The risk of developing aggressive cancer increases with age as genetic mutations accumulate in our cells from exposure to cancer-causing substances in the environment. Now, former Damon Runyon Fellow John Blenis, PhD, and colleagues at Weill Cornell Medicine have discovered a molecule produced by our own cells that can accumulate in the blood as we age and help cancer cells spread from one site in the body to other organs. The researchers found that the level of methylmalonic acid (MMA)—a by-product of protein and fat digestion—is significantly higher in the blood of otherwise healthy people over the age of 60.
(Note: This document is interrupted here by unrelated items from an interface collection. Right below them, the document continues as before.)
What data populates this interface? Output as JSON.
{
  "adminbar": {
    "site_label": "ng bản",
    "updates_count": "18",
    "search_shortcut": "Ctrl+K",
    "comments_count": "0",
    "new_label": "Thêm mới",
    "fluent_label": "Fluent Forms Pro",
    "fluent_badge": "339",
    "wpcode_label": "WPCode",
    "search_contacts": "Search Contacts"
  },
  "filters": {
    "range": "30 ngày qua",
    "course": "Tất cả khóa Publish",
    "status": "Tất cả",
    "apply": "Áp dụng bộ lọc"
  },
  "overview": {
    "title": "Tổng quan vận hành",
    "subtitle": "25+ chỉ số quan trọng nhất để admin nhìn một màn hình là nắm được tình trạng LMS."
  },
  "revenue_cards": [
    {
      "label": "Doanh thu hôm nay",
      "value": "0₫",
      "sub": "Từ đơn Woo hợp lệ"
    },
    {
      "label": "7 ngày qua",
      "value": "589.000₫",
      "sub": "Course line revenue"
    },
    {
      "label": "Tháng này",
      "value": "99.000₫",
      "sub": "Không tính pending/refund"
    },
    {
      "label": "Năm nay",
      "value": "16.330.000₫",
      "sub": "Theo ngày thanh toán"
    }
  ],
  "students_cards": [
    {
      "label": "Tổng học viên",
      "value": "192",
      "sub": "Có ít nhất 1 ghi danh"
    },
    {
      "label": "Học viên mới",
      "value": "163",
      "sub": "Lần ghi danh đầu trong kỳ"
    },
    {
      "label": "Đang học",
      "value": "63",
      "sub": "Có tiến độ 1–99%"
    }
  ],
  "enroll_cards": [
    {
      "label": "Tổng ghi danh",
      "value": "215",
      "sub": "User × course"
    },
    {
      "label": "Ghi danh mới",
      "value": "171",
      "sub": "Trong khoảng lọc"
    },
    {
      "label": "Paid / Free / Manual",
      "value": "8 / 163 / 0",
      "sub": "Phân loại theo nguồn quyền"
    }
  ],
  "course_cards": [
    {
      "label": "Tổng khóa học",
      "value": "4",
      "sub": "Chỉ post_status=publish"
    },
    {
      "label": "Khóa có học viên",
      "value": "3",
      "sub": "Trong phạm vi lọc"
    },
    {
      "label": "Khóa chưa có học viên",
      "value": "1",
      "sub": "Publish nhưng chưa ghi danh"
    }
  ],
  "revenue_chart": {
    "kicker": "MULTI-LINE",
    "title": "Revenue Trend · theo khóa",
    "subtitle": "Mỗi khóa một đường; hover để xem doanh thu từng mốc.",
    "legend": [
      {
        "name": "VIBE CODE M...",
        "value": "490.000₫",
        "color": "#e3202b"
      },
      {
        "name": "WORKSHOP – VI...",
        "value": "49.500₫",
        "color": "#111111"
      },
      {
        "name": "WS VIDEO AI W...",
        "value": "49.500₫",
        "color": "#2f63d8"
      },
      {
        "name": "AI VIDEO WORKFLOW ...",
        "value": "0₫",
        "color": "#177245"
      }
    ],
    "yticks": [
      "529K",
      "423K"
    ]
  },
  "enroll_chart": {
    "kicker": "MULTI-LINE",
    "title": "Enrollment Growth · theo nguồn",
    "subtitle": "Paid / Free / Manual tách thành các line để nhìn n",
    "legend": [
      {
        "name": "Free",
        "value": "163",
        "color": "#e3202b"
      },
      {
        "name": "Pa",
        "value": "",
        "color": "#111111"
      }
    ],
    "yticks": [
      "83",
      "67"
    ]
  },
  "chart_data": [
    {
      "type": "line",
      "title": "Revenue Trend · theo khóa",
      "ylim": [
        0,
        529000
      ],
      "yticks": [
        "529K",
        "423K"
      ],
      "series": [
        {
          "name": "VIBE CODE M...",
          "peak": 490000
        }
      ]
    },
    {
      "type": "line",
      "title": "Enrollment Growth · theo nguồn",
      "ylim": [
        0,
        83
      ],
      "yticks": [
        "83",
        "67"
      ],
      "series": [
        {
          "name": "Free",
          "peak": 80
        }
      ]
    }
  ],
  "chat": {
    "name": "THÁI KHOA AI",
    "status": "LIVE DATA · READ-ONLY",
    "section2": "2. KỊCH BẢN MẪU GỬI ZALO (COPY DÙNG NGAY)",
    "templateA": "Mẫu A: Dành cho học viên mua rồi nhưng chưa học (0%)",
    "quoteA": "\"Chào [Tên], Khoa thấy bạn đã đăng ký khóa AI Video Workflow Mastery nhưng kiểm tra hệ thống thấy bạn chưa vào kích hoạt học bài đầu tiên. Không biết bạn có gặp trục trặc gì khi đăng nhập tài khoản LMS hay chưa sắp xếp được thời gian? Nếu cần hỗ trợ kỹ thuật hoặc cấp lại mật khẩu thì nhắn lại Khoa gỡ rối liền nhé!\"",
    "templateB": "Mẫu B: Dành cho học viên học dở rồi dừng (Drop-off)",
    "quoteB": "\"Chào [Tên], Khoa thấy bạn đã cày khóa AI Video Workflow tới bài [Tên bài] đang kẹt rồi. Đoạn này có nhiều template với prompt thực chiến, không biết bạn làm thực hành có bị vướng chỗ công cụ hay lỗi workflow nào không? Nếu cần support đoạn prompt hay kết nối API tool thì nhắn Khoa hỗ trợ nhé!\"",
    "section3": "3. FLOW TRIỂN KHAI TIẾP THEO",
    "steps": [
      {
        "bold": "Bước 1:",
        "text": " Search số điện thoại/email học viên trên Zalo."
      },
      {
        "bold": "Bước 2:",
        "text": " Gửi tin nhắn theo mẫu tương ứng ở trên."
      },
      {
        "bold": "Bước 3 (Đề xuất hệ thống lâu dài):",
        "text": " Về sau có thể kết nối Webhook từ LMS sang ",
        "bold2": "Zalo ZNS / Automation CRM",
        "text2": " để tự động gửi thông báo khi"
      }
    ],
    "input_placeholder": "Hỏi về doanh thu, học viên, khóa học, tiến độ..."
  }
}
The researchers treated human cancer cells with blood serum samples from people who were either under 30 or over 60. Only the cancer cells treated with serum of older individuals gained the ability to metastasize by detaching from surrounding cells and becoming mobile. When injected into mice, the treated cells quickly migrated to the lungs and started new tumors.
When the researchers analyzed the serum used to treat the cancer cells, they found that MMA was elevated in all the samples that were able to induce metastasis. They then exposed cancer cells to elevated levels of MMA only, and the same transformation was seen.
All the people in this study who had high plasma levels of MMA seemed to be cancer-free, suggesting that the effects of MMA are specific to cancer spread in the body, rather than to initial cancer formation. Cancer initiation and spread are distinct processes that involve different molecular mechanisms.
The researchers also analyzed the genetic changes in the cancer cells and found that higher levels of MMA were associated with increased expression of the SOX4 gene, which contributes to tumor progression and is highly active in aggressive cancers. Blocking the expression of SOX4 stopped MMA from inducing metastasis in mice and drug resistance.
The findings suggest that in the future people could possibly to reduce the protein and fat in their diet to control MMA levels as they age. Alternatively, drugs that reduce MMA levels could be useful in inhibiting metastasis and thus reduce deaths in older cancer patients.
“This discovery is the beginning of investigations in many different directions, but our hope overall is that we’ll be able eventually to develop therapies to reduce MMA levels and thereby reduce cancer mortality,” said Dr. John Blenis.
This research was published in Nature.
This post was originally published by Damon Runyon Cancer Research Foundation. It is republished with permission.